Header Articles

The Sorry Tale of a Family Trust

June 2017

"This is a sorry tale of what can occur when a family adopts an inappropriate form of trust deed without adequate advice or sufficient understanding of the legal effect of its terms.”

- Dobson J begins his judgment in McLaren v McLaren [2017] NZHC 181

The parents (D and L) wished to create a family trust and transfer their fishing partnership (owned with their son B) to the Trust.

On the advice from D and L’s accountant and with a trust deed precedent from the accountant, D and L:

  • Had their accountant’s clerk as the settlor of the Trust;
  • Had B as appointor of the Trust with the power to appoint new trustees and to nominate a successor as appointor AND the power to declare that any person could be excluded as a beneficiary;
  • Had themselves together with B and their accountant as trustees; and
  • Had themselves together with B and any spouse or children of B as beneficiaries.


  • D and L gifted their interest in the fishing partnership to the trust but B did not gift his interest in the same partnership;
  • As a result of a family dispute, B used his powers to appoint two new trustees to the trust;
  • As a result of that family dispute, B also used his powers to remove D and L as beneficiaries of the Trust;
  • D and L considered that they were poorly advised when executing the trust deed;
  • With D and L having been removed as beneficiaries of their Trust to which they had gifted their major asset, D and L brought High Court proceedings to remove the new trustees and have themselves reinstated as beneficiaries.

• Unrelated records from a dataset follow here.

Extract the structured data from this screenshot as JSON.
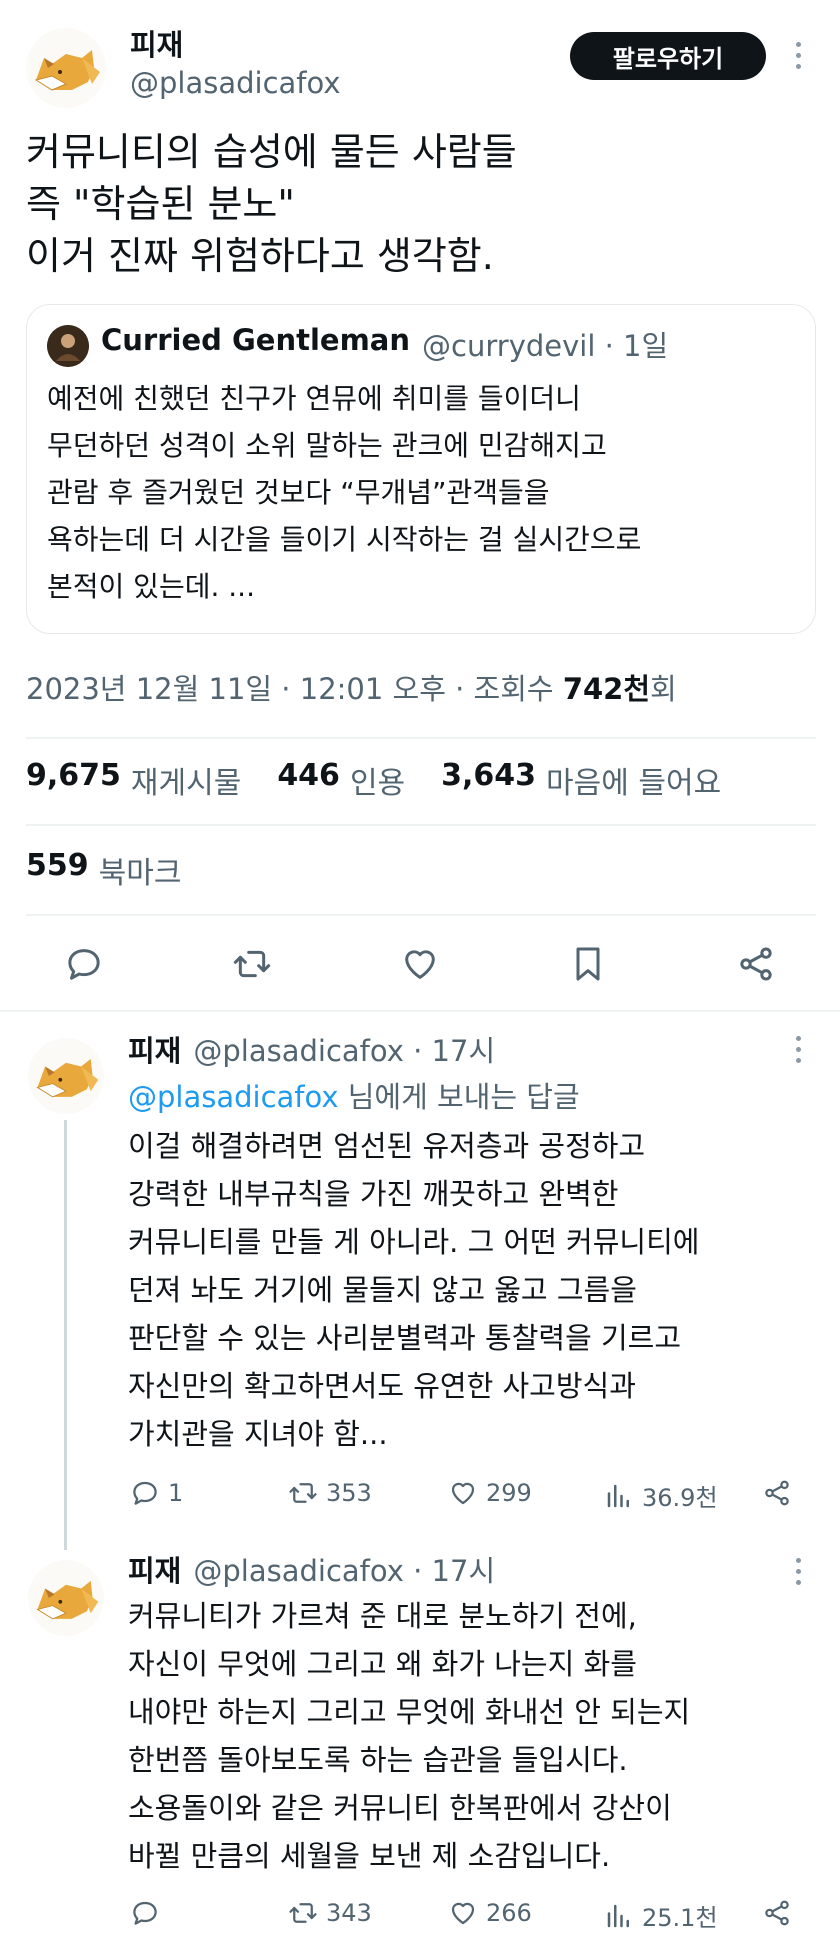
{
  "main_tweet": {
    "author_name": "피재",
    "author_handle": "@plasadicafox",
    "follow_label": "팔로우하기",
    "text": "커뮤니티의 습성에 물든 사람들\n즉 \"학습된 분노\"\n이거 진짜 위험하다고 생각함.",
    "quote": {
      "author_name": "Curried Gentleman",
      "meta": "@currydevil · 1일",
      "text": "예전에 친했던 친구가 연뮤에 취미를 들이더니\n무던하던 성격이 소위 말하는 관크에 민감해지고\n관람 후 즐거웠던 것보다 “무개념”관객들을\n욕하는데 더 시간을 들이기 시작하는 걸 실시간으로\n본적이 있는데. ..."
    },
    "timestamp": "2023년 12월 11일 · 12:01 오후 · 조회수 ",
    "views_num": "742천",
    "views_suffix": "회",
    "stats": {
      "retweets_num": "9,675",
      "retweets_label": "재게시물",
      "quotes_num": "446",
      "quotes_label": "인용",
      "likes_num": "3,643",
      "likes_label": "마음에 들어요",
      "bookmarks_num": "559",
      "bookmarks_label": "북마크"
    },
    "actions": [
      "reply-icon",
      "retweet-icon",
      "heart-icon",
      "bookmark-icon",
      "share-icon"
    ]
  },
  "replies": [
    {
      "author_name": "피재",
      "author_meta": "@plasadicafox · 17시",
      "reply_to_mention": "@plasadicafox",
      "reply_to_suffix": " 님에게 보내는 답글",
      "text": "이걸 해결하려면 엄선된 유저층과 공정하고\n강력한 내부규칙을 가진 깨끗하고 완벽한\n커뮤니티를 만들 게 아니라. 그 어떤 커뮤니티에\n던져 놔도 거기에 물들지 않고 옳고 그름을\n판단할 수 있는 사리분별력과 통찰력을 기르고\n자신만의 확고하면서도 유연한 사고방식과\n가치관을 지녀야 함...",
      "replies": "1",
      "retweets": "353",
      "likes": "299",
      "views": "36.9천"
    },
    {
      "author_name": "피재",
      "author_meta": "@plasadicafox · 17시",
      "text": "커뮤니티가 가르쳐 준 대로 분노하기 전에,\n자신이 무엇에 그리고 왜 화가 나는지 화를\n내야만 하는지 그리고 무엇에 화내선 안 되는지\n한번쯤 돌아보도록 하는 습관을 들입시다.\n소용돌이와 같은 커뮤니티 한복판에서 강산이\n바뀔 만큼의 세월을 보낸 제 소감입니다.",
      "replies": "",
      "retweets": "343",
      "likes": "266",
      "views": "25.1천"
    }
  ],
  "colors": {
    "text": "#0f1419",
    "secondary": "#536471",
    "link": "#1d9bf0",
    "divider": "#eff3f4"
  }
}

High Court decision

The High Court considered the intentions of D and L in setting up the Trust and the wording of the trust deed. The Court considered that B’s power to appoint new trustees was sensibly used given the deteriorating family relationships and such decision was open to B as appointor of trustees.

However, B’s excluding of his parents as beneficiaries “was in breach of the basic fiduciary obligations he owed them” and accordingly the Court ordered that D and L be reinstated as beneficiaries.


If the Trust had been created in the conventional manner, then:

  • D and L would have been the settlors (rather than the accountant’s clerk);
  • D and L would have been the appointors with the powers of appointment and removal of trustees and beneficiaries (rather than their son B); and
  • B, even though a trustee, would neither have had the power to appoint further trustees to his parent’s Trust nor to remove his parents as beneficiaries of their own Trust

– and hence avoid these Court proceedings.

Getting the structure and decision-making roles right is an essential first step for an effective family trust.